### About this exercise
Every line below that includes the word "placeholder" needs to be copied.

### Collected data
○ ○ ○

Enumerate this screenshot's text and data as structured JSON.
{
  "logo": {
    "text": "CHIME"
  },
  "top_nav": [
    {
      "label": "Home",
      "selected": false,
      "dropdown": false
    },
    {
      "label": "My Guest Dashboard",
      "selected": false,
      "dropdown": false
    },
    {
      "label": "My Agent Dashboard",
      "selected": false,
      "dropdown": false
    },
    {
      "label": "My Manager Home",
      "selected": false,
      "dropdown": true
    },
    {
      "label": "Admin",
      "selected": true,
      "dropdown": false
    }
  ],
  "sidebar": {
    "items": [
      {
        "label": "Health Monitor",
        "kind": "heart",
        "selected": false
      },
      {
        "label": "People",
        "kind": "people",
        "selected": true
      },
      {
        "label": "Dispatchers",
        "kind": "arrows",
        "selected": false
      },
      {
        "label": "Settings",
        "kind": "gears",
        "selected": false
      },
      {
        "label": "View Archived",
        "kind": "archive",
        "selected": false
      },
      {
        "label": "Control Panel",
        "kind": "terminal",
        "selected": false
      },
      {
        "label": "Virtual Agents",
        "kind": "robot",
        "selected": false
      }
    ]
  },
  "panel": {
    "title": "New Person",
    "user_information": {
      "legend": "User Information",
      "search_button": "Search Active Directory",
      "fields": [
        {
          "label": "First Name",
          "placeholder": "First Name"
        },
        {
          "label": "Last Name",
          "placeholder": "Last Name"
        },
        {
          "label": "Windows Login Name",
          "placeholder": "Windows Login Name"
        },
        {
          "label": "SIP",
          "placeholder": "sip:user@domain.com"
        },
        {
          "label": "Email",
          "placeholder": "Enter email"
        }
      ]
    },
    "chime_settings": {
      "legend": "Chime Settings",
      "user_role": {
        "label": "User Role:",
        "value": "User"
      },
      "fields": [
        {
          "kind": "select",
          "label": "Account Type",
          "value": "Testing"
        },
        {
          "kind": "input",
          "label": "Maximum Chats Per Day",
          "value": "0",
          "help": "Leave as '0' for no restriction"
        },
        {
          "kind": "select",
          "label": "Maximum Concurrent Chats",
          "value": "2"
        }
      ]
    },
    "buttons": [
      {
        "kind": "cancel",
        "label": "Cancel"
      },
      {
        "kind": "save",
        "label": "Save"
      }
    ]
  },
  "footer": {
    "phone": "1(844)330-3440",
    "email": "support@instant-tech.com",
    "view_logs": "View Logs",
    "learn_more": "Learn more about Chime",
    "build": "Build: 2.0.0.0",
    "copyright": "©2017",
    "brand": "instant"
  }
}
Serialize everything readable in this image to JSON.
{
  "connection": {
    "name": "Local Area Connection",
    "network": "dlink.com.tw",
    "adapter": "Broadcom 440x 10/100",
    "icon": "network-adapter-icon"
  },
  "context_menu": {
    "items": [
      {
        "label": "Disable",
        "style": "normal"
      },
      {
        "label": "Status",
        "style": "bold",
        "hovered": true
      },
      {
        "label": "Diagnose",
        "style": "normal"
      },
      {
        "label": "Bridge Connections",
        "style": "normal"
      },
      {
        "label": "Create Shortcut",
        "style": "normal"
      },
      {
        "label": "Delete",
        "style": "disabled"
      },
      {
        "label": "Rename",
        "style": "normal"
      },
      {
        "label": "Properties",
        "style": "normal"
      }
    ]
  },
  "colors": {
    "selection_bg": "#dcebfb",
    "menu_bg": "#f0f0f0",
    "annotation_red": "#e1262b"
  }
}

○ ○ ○

### Response below
          "placeholder": "First Name"
          "placeholder": "Last Name"
          "placeholder": "Windows Login Name"
          "placeholder": "sip:user@domain.com"
          "placeholder": "Enter email"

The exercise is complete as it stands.